Government policies will still be generated in 13 closets of 13 ministries in Queen’s Park, but there will be some kind of Northern Policy Institute.
For the first time, the government has admitted it doesn’t have a transportation plan for the North. Transportation planning is the foundation of a development strategy, and according to “The Plan,” the government is planning to plan the transportation network. That is progress.
For the first time, the government has realized that it has to encourage Northern cities to develop denser and more efficient cores.
Northern communities have disproportionately high infrastructure costs.
A small decline in population, a rise in fuel and heating costs, even tighter environmental regulations could make whole towns unsustainable.
Right now, the lunatic municipal tax system encourages people to spread out, driving costs up.
The Ontario Municipal Board encourages sprawl. Our kids will inherit communities that are fiscal basket cases.
It’s true “The Plan” doesn’t include a solution to these problems, but it does include a plan to talk about them. That is progress.
I would have been a lot happier if the minister had said that he knows this is not a real plan.
It would have shown guts and integrity to admit he was embarrassed that more than three years of work got only part way to his goal.
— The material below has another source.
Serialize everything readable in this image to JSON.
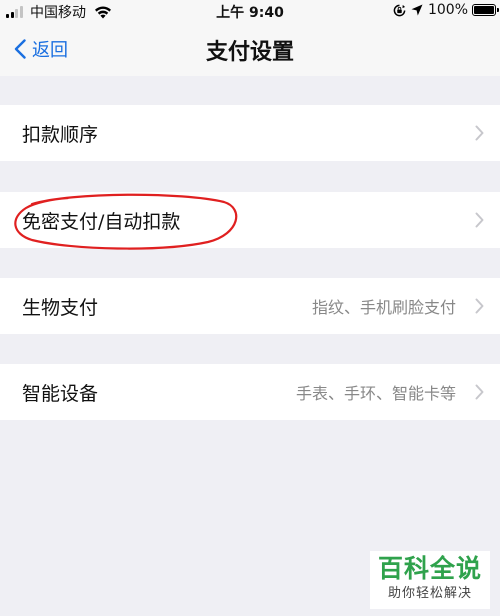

Calling this document a plan leaves us wondering if the minister or his staff even know what a plan is. Will city councils throw heart and soul into making changes if they don’t think the minister knows what he is talking about? Or will they decide that this is just another political show to keep Northerners quiet?
My view is that there is some content here and that the ministries have learned something.
It is true that the document has serious shortcomings – there is nothing about devolving decisionmaking to the North.
There is nothing about community forests. The section on energy still treats the North as an energy source for the south.
The most serious weakness in the document is that it doesn’t admit a single error.
Planning starts by identifying what has to change. So does reform. Alcoholics have to admit they are alcoholics.
Sinners have to admit they are sinners, and governments that follow policies that lead to underdevelopment have to admit that the policies have failed.
This document admits nothing.
It would be easier to believe changes are coming if the document admitted that some provincial policies have failed in the North.
It would be easier to have confidence in the minister’s promises if he admitted that achieving some of his goals will involve serious battles within the government.
For all its weaknesses, this “plan” represents real progress.
Instead of letting it sink like previous efforts, Northerners should hold the government to the good intentions expressed in the document.
Let’s plan to do some real planning of our own.